A minute later, it rang again and he figured maybe he should answer it, what if it was Rumley testing him?
Clearing his throat and getting Mr. Sincere ready, he picked up. “Save the Marsh.”
Silence on the other end made him smile.
One of his friends pranking him, probably Ethan. Or Ben or Jared.
“Dude,” he said. “What’s up?”
A weird kind of hissy voice said, “Up?” Weird laughter. “Something’s down. As in buried in your marsh.”
“Shut up and listen.”
Being talked to like that made Chance’s face go all hot, like when he was ready to sneak a flagrant in on some loser on the opposing team, then get all innocent when the dude wailed about being nut- jammed.
He said, “Fuck off, dude.”
The hissy voice said, “East side of the marsh. Look and you’ll find it.”
“Like I give a—”
“Dead,” said Hissy. “Something real real dead.” Laughter. “Dude.”
Hanging up before Chance could tell him to shove dead up his...
A voice from the door said, “Hey, man, how’s it shaking?”
Chance’s face was still hot, but he put on Mr. Sincere and looked over.
There in the doorway was Duboff, wearing his Save the Marsh T- shirt, geek shorts showing too much skinny white thigh, plastic sandals, that stupid gray beard.
“Hey, Mr. Duboff,” said Chance.
“Hey, man.” Duboff gave a clenched- fist salute. “Did you have a chance to check out the herons before you got here?”
“Not yet, sir.”
“They’re incredible animals, man. Magnificent. Wingspread like this.” Unfolding scrawny arms to the max.
You’ve obviously mistaken me for someone who gives half a shit.
Duboff came closer, smelling gross, that organic deodorant he’d tried to convince Chance to use. “Like pterodactyls, man. Master fishers.”
Chance had thought a heron was a fish until Duboff told him different.
Duboff edged near the desk, showed those gross teeth of his. “Rich folk in Beverly Hills don’t like when the herons swoop in during hatching season and eat their rich- folk koi.
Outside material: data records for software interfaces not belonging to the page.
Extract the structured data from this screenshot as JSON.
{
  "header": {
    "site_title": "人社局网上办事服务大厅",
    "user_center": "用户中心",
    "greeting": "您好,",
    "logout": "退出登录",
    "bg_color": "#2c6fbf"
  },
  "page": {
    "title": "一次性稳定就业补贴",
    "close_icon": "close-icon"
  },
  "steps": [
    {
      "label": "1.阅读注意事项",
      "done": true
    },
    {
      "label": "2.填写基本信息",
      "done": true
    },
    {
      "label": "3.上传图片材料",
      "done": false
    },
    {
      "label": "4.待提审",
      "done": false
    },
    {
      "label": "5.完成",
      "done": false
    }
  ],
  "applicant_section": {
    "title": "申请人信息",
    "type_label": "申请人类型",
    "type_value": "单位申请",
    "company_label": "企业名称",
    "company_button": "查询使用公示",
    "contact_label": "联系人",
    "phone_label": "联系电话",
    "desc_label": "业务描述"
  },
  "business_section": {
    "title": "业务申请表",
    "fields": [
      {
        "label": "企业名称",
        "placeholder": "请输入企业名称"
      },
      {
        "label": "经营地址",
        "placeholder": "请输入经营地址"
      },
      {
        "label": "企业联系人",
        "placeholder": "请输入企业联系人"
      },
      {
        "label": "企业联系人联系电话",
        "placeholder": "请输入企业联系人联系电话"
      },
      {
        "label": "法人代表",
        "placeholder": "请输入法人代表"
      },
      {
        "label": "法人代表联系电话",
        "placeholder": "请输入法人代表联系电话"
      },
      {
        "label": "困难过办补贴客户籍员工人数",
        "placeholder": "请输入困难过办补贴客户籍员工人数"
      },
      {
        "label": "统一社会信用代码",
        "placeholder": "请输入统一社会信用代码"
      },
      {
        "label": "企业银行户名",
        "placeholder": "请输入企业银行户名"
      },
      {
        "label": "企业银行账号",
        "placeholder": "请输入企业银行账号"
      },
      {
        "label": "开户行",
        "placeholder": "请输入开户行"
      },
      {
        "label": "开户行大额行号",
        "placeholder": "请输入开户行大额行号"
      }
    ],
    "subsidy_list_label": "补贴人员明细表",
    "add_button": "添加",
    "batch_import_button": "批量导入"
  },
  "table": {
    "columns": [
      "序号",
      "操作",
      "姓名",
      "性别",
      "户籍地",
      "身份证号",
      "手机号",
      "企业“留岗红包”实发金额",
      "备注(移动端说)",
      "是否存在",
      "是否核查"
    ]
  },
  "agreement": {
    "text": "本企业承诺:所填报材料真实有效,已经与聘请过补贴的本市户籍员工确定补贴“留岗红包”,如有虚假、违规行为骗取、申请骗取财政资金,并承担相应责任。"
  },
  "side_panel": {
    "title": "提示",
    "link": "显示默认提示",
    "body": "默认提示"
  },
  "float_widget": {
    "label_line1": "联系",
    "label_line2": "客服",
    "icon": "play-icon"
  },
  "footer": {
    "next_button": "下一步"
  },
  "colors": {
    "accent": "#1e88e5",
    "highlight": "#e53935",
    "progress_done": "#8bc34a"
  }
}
Koi are aberrations. Mutations, people messing with brown carp, screwing up the DNA to get those colors. Herons are Nature, brilliant predators. They feed their young and restore nature to true balance. Screw those Beverly Hillbillies, huh?”
Maybe it wasn’t a big enough smile because Duboff suddenly looked nervous. “You don’t live there, do I recall correctly?”
“You live in...”
“Brentwood,” said Duboff, as if trying to figure out what that meant. “Your parents don’t keep koi, do they?”
“Nope. We don’t even have a dog.”
“Good for you guys,” said Duboff, patting Chance’s shoulder. “It’s all servitude. Pets, I mean. The whole concept is like slavery.”
Keeping his hand on the shoulder. Was the guy a fag?
“Yeah,” said Chance, inching away.
Duboff scratched his knee. Frowned and rubbed a pink bump. “Stopped by the marsh to check for trash. Musta got bit by something.”
“Providing food for the little guys,” said Chance. “That’s a good thing, sir.”
Duboff stared at him, trying to figure out if Chance was messing with his head.
Chance brought out Mr. Sincere and Duboff decided Chance was being righteous and smiled. “Guess you’re right...anyway, I just thought I’d stop in, see how you’re doing before your shift ends.”
“I’m fine, sir.”
“Okay, check you out later, man.”
Chance said, “Uh, sir, it’s kinda close to the end.”
Duboff smiled. “So it is. At ten, you can lock up. I’ll be by later.” Walking to the door, he stopped, looked back. “It’s a noble thing you’re doing, Chance. Whatever the circumstances.”
“Call me Sil.”
“You got it, Sil.”
Duboff said, “Anything I should know about?”
“Like what, sir?”
Chance grinned, flashing perfect white chompers, courtesy five years of Dr. Wasserman.
“Nothing, Sil,” he said, with utter confidence.